DD is a good reader (reading age of 13) but apparently her inference skills are lacking. I am no English scholar so can someone explain to me what we can do at home to help her please? Thankyou.
Inference is drawing an indirect conclusion from information, using reasoning. For example, 'The girl took her jumper off.' Depending on the surrounding text, the girl could be hot, or she could have spilled something on her jumper.
I used to play “show don’t tell” with my dd on the walk home from school. It was fun. I would give her a bald sentence: “Fred was angry” and she had to show me that he was without saying it. So she might say:
“Fred stormed out of the room and slammed the door. His scowl deepened.”
This helps inference from the other direction.

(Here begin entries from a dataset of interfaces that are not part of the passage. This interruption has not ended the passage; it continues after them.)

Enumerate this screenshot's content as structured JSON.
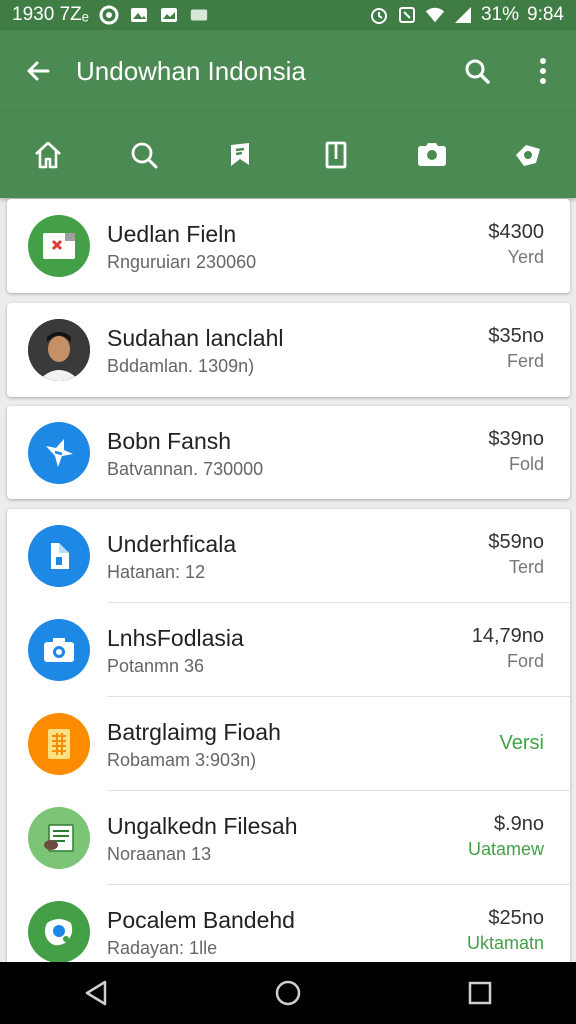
{
  "status_bar": {
    "time_left": "1930 7Zₑ",
    "battery": "31%",
    "clock": "9:84"
  },
  "app_bar": {
    "title": "Undowhan Indonsia"
  },
  "tabs": [
    {
      "icon": "home-icon"
    },
    {
      "icon": "search-icon"
    },
    {
      "icon": "bookmark-icon"
    },
    {
      "icon": "tablet-icon"
    },
    {
      "icon": "camera-icon"
    },
    {
      "icon": "share-icon"
    }
  ],
  "items": [
    {
      "name": "Uedlan Fieln",
      "sub": "Rnguruiarı 230060",
      "price": "$4300",
      "tag": "Yerd",
      "icon": "spreadsheet-app-icon",
      "icon_bg": "#43a047"
    },
    {
      "name": "Sudahan lanclahl",
      "sub": "Bddamlan. 1309n)",
      "price": "$35no",
      "tag": "Ferd",
      "icon": "profile-photo-icon",
      "icon_bg": "#2a2a2a"
    },
    {
      "name": "Bobn Fansh",
      "sub": "Batvannan. 730000",
      "price": "$39no",
      "tag": "Fold",
      "icon": "star-app-icon",
      "icon_bg": "#1e88e5"
    },
    {
      "name": "Underhficala",
      "sub": "Hatanan: 12",
      "price": "$59no",
      "tag": "Terd",
      "icon": "document-app-icon",
      "icon_bg": "#1e88e5"
    },
    {
      "name": "LnhsFodlasia",
      "sub": "Potanmn 36",
      "price": "14,79no",
      "tag": "Ford",
      "icon": "camera-app-icon",
      "icon_bg": "#1e88e5"
    },
    {
      "name": "Batrglaimg Fioah",
      "sub": "Robamam 3:903n)",
      "price": "",
      "tag": "Versi",
      "icon": "sheet-app-icon",
      "icon_bg": "#fb8c00"
    },
    {
      "name": "Ungalkedn Filesah",
      "sub": "Noraanan 13",
      "price": "$.9no",
      "tag": "Uatamew",
      "icon": "book-app-icon",
      "icon_bg": "#7cc576"
    },
    {
      "name": "Pocalem Bandehd",
      "sub": "Radayan: 1lle",
      "price": "$25no",
      "tag": "Uktamatn",
      "icon": "map-app-icon",
      "icon_bg": "#43a047"
    }
  ],
  "nav": [
    {
      "icon": "back-triangle-icon"
    },
    {
      "icon": "home-circle-icon"
    },
    {
      "icon": "recents-square-icon"
    }
  ]
}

We really used to enjoy it and she would come up with more and more elaborate sentences and we’d chat back and forth all the way home.
Whilst she is reading a book (or it can be when watching a TV programme or film) stop and discuss, based on what's happened so far, what she thinks might happen next in the story and why. Or why a character did a particular thing, would she have done the same and if it, why not.
It always helps if you can join in as well and make it as much fun as possible.
That's really helpful, thankyou everyone. Much appreciated.
This book has 4 texts with inference questions.
CPG, KS2 English, SAT Buster stretch, Fiction
I’m sure you can find worksheets online too.
Do consider that primary inference seems more cut and dried than secondary. Dd was always a child who thought differently. If you said to her 'The children are putting the Christmas decorations up, what time of year is it?' She would say that you couldn't tell. To her although it is probably winter it might also be that they were putting the decorations up in the loft (I.e. January or in fact any time of year because they might have moved house), they were putting them up in the summer because they lived in Australia, they were putting them up because they just loved Christmas and felt like celebrating in the spring, they were helping in a shop in August and they were doing a Christmas display, they had just come out of lockdown and decided to have a delayed Christmas. She would always go for the 'it is not possible to tell option' in multiple choice questions because there were too many alternative possibilities. At secondary she is praised for exactly these observations because 'she always be relied on to make us all see alternative interpretations.' She can always justify her answers and has a way of seeing differently which the English teachers seem to love especially as the texts become more complex.
Should have said she had extra support in yr6 for inference because she wouldn't accept that there was just one correct answer to comprehension questions. It didn't seem to help, just made the TA more frazzled and had no impact on how she answered questions.
We ended up just telling her not to give the answer she thought was right but give the answer that Mrs TA would think was right. That helped a bit.